▶ **What you should do**
Return all the lines below exactly. Any picture among them is omitted.

▶ **Provided information**
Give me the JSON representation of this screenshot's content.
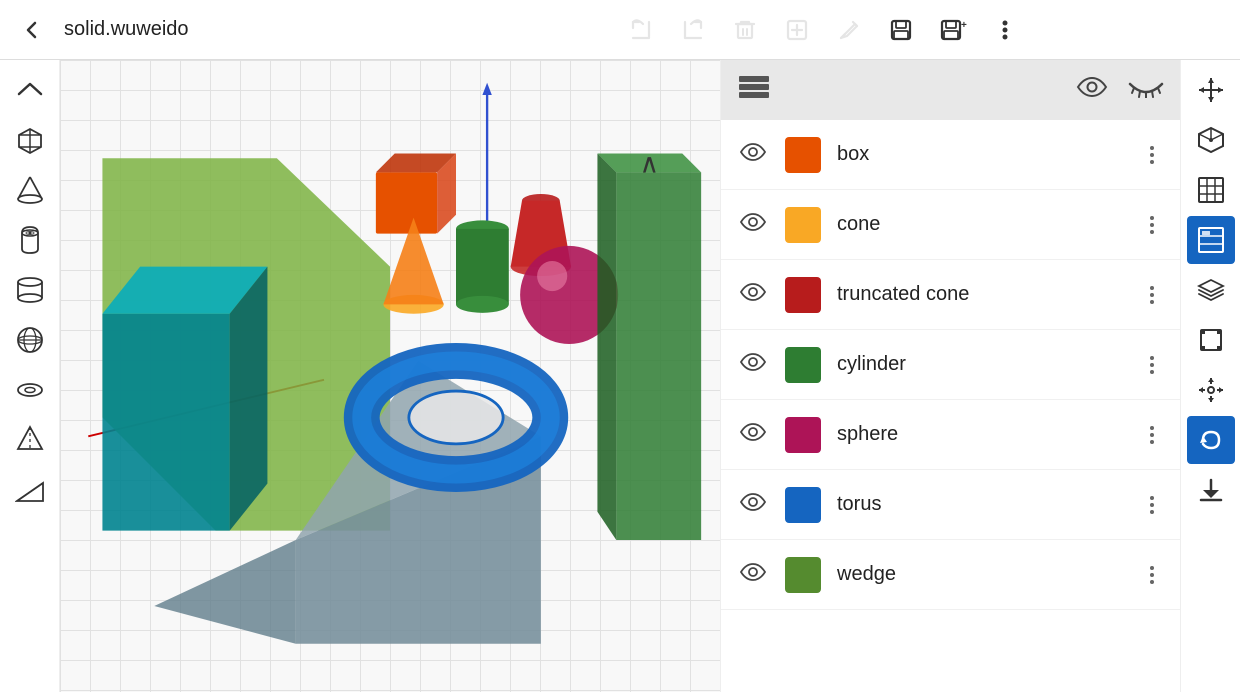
{
  "app": {
    "title": "solid.wuweido"
  },
  "toolbar": {
    "back_label": "←",
    "undo_label": "←",
    "redo_label": "→",
    "delete_label": "🗑",
    "add_label": "+",
    "edit_label": "✏",
    "save_label": "💾",
    "save_as_label": "💾+",
    "more_label": "⋮"
  },
  "left_sidebar": {
    "items": [
      {
        "name": "collapse-icon",
        "icon": "∧",
        "label": "Collapse"
      },
      {
        "name": "box-icon",
        "icon": "⬜",
        "label": "Box"
      },
      {
        "name": "triangle-icon",
        "icon": "△",
        "label": "Triangle"
      },
      {
        "name": "bucket-icon",
        "icon": "🪣",
        "label": "Bucket"
      },
      {
        "name": "cylinder-icon",
        "icon": "⊙",
        "label": "Cylinder"
      },
      {
        "name": "globe-icon",
        "icon": "🌐",
        "label": "Globe"
      },
      {
        "name": "torus-icon",
        "icon": "⊗",
        "label": "Torus"
      },
      {
        "name": "pyramid-icon",
        "icon": "◇",
        "label": "Pyramid"
      },
      {
        "name": "wedge-icon",
        "icon": "◁",
        "label": "Wedge"
      }
    ]
  },
  "panel": {
    "header_icon": "≡",
    "eye_open": "👁",
    "eye_closed": "≡"
  },
  "layers": [
    {
      "id": "box",
      "name": "box",
      "color": "#E65100",
      "visible": true
    },
    {
      "id": "cone",
      "name": "cone",
      "color": "#F9A825",
      "visible": true
    },
    {
      "id": "truncated_cone",
      "name": "truncated cone",
      "color": "#B71C1C",
      "visible": true
    },
    {
      "id": "cylinder",
      "name": "cylinder",
      "color": "#2E7D32",
      "visible": true
    },
    {
      "id": "sphere",
      "name": "sphere",
      "color": "#AD1457",
      "visible": true
    },
    {
      "id": "torus",
      "name": "torus",
      "color": "#1565C0",
      "visible": true
    },
    {
      "id": "wedge",
      "name": "wedge",
      "color": "#558B2F",
      "visible": true
    }
  ],
  "right_sidebar": {
    "items": [
      {
        "name": "transform-icon",
        "icon": "⊹",
        "label": "Transform",
        "active": false
      },
      {
        "name": "view-icon",
        "icon": "⬡",
        "label": "View",
        "active": false
      },
      {
        "name": "grid-icon",
        "icon": "⊞",
        "label": "Grid",
        "active": false
      },
      {
        "name": "layers-icon",
        "icon": "≡",
        "label": "Layers",
        "active": true
      },
      {
        "name": "stack-icon",
        "icon": "◧",
        "label": "Stack",
        "active": false
      },
      {
        "name": "frame-icon",
        "icon": "⬜",
        "label": "Frame",
        "active": false
      },
      {
        "name": "move-icon",
        "icon": "✛",
        "label": "Move",
        "active": false
      },
      {
        "name": "undo-icon",
        "icon": "↺",
        "label": "Undo",
        "active": true
      },
      {
        "name": "import-icon",
        "icon": "⬇",
        "label": "Import",
        "active": false
      }
    ]
  }
}
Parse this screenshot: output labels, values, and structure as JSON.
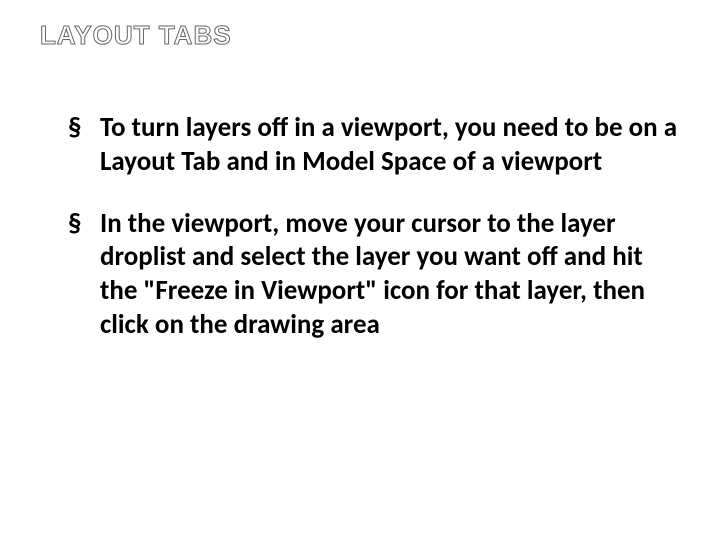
{
  "slide": {
    "title": "LAYOUT TABS",
    "bullets": [
      "To turn layers off in a viewport, you need to be on a Layout Tab and in Model Space of a viewport",
      "In the viewport, move your cursor to the layer droplist and select the layer you want off and hit the \"Freeze in Viewport\" icon for that layer, then click on the drawing area"
    ]
  }
}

▶ **Result of this task**
Give me the JSON representation of this screenshot's content.
{
  "app": {
    "title": "solid.wuweido"
  },
  "toolbar": {
    "back_label": "←",
    "undo_label": "←",
    "redo_label": "→",
    "delete_label": "🗑",
    "add_label": "+",
    "edit_label": "✏",
    "save_label": "💾",
    "save_as_label": "💾+",
    "more_label": "⋮"
  },
  "left_sidebar": {
    "items": [
      {
        "name": "collapse-icon",
        "icon": "∧",
        "label": "Collapse"
      },
      {
        "name": "box-icon",
        "icon": "⬜",
        "label": "Box"
      },
      {
        "name": "triangle-icon",
        "icon": "△",
        "label": "Triangle"
      },
      {
        "name": "bucket-icon",
        "icon": "🪣",
        "label": "Bucket"
      },
      {
        "name": "cylinder-icon",
        "icon": "⊙",
        "label": "Cylinder"
      },
      {
        "name": "globe-icon",
        "icon": "🌐",
        "label": "Globe"
      },
      {
        "name": "torus-icon",
        "icon": "⊗",
        "label": "Torus"
      },
      {
        "name": "pyramid-icon",
        "icon": "◇",
        "label": "Pyramid"
      },
      {
        "name": "wedge-icon",
        "icon": "◁",
        "label": "Wedge"
      }
    ]
  },
  "panel": {
    "header_icon": "≡",
    "eye_open": "👁",
    "eye_closed": "≡"
  },
  "layers": [
    {
      "id": "box",
      "name": "box",
      "color": "#E65100",
      "visible": true
    },
    {
      "id": "cone",
      "name": "cone",
      "color": "#F9A825",
      "visible": true
    },
    {
      "id": "truncated_cone",
      "name": "truncated cone",
      "color": "#B71C1C",
      "visible": true
    },
    {
      "id": "cylinder",
      "name": "cylinder",
      "color": "#2E7D32",
      "visible": true
    },
    {
      "id": "sphere",
      "name": "sphere",
      "color": "#AD1457",
      "visible": true
    },
    {
      "id": "torus",
      "name": "torus",
      "color": "#1565C0",
      "visible": true
    },
    {
      "id": "wedge",
      "name": "wedge",
      "color": "#558B2F",
      "visible": true
    }
  ],
  "right_sidebar": {
    "items": [
      {
        "name": "transform-icon",
        "icon": "⊹",
        "label": "Transform",
        "active": false
      },
      {
        "name": "view-icon",
        "icon": "⬡",
        "label": "View",
        "active": false
      },
      {
        "name": "grid-icon",
        "icon": "⊞",
        "label": "Grid",
        "active": false
      },
      {
        "name": "layers-icon",
        "icon": "≡",
        "label": "Layers",
        "active": true
      },
      {
        "name": "stack-icon",
        "icon": "◧",
        "label": "Stack",
        "active": false
      },
      {
        "name": "frame-icon",
        "icon": "⬜",
        "label": "Frame",
        "active": false
      },
      {
        "name": "move-icon",
        "icon": "✛",
        "label": "Move",
        "active": false
      },
      {
        "name": "undo-icon",
        "icon": "↺",
        "label": "Undo",
        "active": true
      },
      {
        "name": "import-icon",
        "icon": "⬇",
        "label": "Import",
        "active": false
      }
    ]
  }
}
Parse this screenshot: output labels, values, and structure as JSON.
{
  "slide": {
    "title": "LAYOUT TABS",
    "bullets": [
      "To turn layers off in a viewport, you need to be on a Layout Tab and in Model Space of a viewport",
      "In the viewport, move your cursor to the layer droplist and select the layer you want off and hit the \"Freeze in Viewport\" icon for that layer, then click on the drawing area"
    ]
  }
}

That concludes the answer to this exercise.